Ohio EPA Meeting Set for Greene County Biodigester Expansion

Information Session and Hearing Scheduled March 22, 2018

Ohio EPA will hold a public meeting to discuss an application for a permit allowing Dovetail Energy LLC to expand its biosolids treatment facility in Greene County and improve the quality of its product.

An information session will begin at 6 p.m. on Thursday, March 22, at the Howard Conference Center, Greene County Career Center, 2960 W. Enon Road, Xenia. The hearing will follow to provide an opportunity for public comments on the permit application.

The company is proposing to add two new plug flow tanks that are 2,000 gallons each, a new 230,000-gallon pre-digester tank and a second 1.74 million-gallon digester tank at its 1146 Herr Road, Fairborn facility.

The facility treats biosolids from municipal wastewater treatment plants, hog manure and other approved feedstocks.

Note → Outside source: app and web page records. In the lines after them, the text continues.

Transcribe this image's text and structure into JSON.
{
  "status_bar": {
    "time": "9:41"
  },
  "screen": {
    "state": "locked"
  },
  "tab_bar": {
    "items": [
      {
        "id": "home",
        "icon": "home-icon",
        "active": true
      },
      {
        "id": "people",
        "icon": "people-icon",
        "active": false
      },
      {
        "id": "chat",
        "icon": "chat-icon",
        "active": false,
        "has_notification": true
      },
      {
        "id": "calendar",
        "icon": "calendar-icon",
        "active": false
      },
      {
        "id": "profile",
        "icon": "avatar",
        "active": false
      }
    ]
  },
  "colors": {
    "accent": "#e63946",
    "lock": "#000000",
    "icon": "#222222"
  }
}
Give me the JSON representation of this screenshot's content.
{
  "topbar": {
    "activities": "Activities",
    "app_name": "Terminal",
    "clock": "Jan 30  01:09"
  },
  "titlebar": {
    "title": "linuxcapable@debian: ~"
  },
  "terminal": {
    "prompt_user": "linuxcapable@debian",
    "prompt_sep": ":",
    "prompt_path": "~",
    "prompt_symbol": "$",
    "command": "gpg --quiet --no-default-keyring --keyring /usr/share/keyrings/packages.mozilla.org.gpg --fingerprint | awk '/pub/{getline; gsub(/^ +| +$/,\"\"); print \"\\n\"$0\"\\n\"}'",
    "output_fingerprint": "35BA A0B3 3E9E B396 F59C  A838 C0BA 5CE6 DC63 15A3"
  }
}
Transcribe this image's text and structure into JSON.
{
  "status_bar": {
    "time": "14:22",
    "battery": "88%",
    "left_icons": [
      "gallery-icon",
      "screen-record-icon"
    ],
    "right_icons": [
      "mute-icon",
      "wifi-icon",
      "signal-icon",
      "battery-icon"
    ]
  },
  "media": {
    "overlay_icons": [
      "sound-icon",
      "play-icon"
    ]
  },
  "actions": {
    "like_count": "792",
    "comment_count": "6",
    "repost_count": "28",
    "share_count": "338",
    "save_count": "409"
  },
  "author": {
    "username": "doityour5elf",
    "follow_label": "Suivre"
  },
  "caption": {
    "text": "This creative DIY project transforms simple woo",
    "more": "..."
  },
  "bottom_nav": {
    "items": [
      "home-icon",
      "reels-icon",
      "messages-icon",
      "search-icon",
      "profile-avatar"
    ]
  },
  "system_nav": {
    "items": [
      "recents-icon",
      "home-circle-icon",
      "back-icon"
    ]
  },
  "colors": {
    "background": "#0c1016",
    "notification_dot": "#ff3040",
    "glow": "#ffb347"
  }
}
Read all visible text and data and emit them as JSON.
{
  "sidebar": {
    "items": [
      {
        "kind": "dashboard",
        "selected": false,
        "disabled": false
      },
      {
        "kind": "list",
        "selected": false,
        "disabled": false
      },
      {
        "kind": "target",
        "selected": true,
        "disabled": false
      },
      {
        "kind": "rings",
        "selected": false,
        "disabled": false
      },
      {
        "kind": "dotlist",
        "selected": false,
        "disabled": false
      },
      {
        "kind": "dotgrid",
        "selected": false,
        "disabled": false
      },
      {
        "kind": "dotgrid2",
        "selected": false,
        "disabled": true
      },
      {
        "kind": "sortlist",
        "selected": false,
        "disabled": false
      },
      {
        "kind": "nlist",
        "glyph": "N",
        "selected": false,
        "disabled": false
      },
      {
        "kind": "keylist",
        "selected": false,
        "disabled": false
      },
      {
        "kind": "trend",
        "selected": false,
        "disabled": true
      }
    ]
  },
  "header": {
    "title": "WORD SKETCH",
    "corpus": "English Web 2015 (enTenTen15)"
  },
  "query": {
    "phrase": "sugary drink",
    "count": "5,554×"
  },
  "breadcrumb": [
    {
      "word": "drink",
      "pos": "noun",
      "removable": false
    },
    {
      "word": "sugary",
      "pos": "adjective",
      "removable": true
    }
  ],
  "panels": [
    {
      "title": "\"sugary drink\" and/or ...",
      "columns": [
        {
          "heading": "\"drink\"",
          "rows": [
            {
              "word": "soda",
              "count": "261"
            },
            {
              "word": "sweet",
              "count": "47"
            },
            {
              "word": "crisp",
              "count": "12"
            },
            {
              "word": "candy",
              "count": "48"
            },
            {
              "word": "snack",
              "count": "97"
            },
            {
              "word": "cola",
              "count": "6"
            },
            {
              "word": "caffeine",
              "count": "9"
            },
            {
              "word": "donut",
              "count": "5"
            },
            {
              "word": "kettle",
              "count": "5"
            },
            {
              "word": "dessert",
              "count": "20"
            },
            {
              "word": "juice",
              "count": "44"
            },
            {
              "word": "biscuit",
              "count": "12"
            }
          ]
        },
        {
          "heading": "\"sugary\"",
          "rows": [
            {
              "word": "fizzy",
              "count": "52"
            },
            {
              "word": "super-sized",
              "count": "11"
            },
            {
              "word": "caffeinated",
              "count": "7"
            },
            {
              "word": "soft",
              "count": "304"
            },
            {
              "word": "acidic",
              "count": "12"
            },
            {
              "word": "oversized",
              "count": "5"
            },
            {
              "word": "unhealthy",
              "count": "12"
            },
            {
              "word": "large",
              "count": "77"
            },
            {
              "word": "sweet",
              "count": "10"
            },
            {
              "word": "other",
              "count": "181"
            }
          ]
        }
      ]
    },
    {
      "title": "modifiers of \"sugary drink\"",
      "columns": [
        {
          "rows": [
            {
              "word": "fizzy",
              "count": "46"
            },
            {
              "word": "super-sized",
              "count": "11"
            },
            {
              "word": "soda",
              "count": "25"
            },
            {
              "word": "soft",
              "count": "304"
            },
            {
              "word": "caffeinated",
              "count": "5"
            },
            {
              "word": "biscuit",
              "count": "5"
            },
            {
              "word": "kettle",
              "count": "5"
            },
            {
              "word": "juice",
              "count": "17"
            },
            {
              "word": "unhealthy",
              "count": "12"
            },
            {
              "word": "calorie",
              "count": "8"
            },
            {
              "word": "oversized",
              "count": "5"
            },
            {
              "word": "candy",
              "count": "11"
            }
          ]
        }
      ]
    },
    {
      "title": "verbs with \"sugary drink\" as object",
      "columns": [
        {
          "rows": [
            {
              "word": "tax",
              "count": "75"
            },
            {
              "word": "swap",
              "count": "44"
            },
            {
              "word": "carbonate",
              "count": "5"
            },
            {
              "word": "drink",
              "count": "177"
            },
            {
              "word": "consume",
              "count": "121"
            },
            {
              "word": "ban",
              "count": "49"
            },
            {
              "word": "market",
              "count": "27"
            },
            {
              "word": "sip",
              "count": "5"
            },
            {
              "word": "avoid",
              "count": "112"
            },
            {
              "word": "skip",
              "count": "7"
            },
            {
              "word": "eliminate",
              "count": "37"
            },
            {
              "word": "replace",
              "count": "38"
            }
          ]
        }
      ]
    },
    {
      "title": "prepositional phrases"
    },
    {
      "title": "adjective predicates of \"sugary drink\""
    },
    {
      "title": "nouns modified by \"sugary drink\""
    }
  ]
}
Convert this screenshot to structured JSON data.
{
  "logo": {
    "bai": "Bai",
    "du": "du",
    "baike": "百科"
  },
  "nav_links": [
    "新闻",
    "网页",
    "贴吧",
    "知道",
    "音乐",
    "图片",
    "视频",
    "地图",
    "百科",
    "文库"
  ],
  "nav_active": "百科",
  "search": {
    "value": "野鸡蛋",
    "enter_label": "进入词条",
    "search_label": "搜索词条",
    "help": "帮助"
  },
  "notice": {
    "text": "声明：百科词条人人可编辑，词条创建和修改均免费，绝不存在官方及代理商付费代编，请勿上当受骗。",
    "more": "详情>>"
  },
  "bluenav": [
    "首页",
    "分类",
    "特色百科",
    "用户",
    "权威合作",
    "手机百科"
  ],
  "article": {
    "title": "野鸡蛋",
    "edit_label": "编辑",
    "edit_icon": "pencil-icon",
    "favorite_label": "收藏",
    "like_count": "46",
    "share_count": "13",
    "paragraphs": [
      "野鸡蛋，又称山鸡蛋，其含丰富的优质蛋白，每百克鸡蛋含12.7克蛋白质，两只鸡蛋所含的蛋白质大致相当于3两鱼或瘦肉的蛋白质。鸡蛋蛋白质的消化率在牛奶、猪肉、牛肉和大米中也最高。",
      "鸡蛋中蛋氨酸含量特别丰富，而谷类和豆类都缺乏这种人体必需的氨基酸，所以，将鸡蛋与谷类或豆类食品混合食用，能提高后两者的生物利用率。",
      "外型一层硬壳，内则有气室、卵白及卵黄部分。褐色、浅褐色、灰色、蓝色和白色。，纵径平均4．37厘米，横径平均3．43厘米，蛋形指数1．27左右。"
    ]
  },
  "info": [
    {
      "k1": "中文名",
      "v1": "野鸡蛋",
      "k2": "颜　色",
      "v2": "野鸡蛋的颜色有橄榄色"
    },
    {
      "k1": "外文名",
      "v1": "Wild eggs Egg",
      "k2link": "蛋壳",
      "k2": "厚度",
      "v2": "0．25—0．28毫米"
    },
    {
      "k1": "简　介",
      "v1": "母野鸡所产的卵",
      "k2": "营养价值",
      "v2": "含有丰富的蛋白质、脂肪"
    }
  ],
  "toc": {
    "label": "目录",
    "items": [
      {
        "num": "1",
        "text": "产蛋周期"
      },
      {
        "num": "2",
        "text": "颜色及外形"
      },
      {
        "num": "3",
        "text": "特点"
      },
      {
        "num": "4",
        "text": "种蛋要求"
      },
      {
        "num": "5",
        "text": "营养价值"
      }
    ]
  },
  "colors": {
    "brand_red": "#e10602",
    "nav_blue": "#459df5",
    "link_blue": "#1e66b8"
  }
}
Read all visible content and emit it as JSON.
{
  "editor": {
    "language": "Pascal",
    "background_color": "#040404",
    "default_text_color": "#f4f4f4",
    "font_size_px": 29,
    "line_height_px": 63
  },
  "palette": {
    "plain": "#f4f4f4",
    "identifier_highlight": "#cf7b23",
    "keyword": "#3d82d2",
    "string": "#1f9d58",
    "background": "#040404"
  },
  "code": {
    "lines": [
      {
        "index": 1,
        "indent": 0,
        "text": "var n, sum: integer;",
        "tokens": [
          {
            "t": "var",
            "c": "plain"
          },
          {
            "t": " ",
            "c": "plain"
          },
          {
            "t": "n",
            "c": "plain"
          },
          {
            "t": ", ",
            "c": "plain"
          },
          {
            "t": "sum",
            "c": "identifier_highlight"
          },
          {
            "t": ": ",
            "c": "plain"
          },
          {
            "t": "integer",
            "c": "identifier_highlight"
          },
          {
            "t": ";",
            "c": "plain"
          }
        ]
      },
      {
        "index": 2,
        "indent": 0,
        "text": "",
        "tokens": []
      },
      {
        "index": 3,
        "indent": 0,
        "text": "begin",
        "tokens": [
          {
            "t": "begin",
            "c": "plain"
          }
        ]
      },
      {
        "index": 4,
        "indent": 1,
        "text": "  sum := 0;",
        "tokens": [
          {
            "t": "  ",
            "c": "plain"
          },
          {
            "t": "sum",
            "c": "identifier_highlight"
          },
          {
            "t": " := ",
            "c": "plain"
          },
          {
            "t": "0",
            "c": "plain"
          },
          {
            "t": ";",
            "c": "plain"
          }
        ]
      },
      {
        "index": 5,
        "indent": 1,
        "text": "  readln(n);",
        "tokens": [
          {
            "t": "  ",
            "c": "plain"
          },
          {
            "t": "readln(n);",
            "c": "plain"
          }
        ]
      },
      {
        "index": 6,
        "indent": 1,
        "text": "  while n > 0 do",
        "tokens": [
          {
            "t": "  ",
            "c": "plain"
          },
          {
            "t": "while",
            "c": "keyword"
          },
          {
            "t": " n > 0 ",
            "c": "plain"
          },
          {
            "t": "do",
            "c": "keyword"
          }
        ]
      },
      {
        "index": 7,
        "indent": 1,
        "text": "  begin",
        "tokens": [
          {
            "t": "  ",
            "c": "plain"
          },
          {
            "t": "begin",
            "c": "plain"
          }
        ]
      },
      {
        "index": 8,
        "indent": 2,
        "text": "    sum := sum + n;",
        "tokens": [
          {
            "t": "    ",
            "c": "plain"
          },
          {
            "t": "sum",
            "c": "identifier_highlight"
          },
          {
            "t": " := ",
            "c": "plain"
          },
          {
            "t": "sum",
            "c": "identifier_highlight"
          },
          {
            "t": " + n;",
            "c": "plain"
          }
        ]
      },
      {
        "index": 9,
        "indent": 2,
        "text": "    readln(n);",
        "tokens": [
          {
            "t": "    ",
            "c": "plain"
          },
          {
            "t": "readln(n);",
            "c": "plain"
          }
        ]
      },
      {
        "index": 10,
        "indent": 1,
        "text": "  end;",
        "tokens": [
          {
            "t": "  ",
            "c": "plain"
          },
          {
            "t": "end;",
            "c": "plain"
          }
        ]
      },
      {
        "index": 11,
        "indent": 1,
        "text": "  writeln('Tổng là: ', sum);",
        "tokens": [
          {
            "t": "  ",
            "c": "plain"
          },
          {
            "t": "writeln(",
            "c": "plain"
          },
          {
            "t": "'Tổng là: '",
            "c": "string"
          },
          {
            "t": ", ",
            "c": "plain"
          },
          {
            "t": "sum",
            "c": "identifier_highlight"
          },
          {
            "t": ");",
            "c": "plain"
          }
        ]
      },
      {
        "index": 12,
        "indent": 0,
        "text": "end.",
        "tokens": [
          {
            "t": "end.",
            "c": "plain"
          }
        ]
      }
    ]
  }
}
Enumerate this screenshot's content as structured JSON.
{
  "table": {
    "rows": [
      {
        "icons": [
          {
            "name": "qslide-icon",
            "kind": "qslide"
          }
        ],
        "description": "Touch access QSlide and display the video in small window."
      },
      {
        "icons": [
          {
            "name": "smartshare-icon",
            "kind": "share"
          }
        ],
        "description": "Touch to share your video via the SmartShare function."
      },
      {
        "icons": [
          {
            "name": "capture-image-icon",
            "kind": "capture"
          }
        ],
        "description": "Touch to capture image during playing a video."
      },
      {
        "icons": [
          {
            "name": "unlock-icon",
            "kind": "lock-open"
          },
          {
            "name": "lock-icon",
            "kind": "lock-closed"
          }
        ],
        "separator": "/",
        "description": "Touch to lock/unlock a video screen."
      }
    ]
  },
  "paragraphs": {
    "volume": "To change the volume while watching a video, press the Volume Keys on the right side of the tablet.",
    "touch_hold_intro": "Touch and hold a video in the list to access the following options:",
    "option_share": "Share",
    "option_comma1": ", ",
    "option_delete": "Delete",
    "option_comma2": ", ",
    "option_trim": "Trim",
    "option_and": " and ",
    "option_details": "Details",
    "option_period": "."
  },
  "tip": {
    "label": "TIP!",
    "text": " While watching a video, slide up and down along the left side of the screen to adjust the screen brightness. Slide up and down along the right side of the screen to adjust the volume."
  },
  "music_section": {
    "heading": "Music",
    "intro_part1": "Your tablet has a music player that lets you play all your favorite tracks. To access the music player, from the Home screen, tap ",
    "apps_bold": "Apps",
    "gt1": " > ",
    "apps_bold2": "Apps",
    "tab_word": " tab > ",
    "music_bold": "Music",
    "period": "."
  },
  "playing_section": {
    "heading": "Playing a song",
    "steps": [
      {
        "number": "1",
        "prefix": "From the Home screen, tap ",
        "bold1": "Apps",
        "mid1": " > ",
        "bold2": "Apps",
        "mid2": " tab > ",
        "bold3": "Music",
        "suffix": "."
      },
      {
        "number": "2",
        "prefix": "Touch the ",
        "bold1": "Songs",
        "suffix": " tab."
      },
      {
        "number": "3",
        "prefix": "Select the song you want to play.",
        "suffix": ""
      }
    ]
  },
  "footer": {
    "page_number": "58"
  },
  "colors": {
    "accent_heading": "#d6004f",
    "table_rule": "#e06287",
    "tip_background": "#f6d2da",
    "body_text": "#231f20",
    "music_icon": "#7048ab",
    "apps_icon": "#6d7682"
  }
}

The current system consists of a liquid and solids unloading area, mixing, pre-digester and digester tanks and a biosolids storage tank. Electricity is produced by the digesting process. The solids produced during treatment are land applied as fertilizer for local farm fields.

As part of the expansion plan, the company also is proposing to upgrade its process to produce exceptional quality (EQ) biosolids which have less stringent land application restrictions.

Ohio EPA will accept written comments on the permit application through March 23, 2018. Anyone may submit comments or request to be on the mailing list for information. To comment or receive information on the permit application, write to: Ohio EPA-DSW, Permits Processing Unit, P.O. Box 1049, Columbus, Ohio 43216-1049 or email epa.dswcomments@epa.ohio.gov.


The Ohio Environmental Protection Agency was created in 1972 to consolidate efforts to protect and improve air quality, water quality and waste management in Ohio. Since then, air pollutants dropped by as much as 90 percent; large rivers meeting standards improved from 21 percent to 89 percent; and hundreds of polluting, open dumps were replaced with engineered landfills and an increased emphasis on waste reduction and recycling.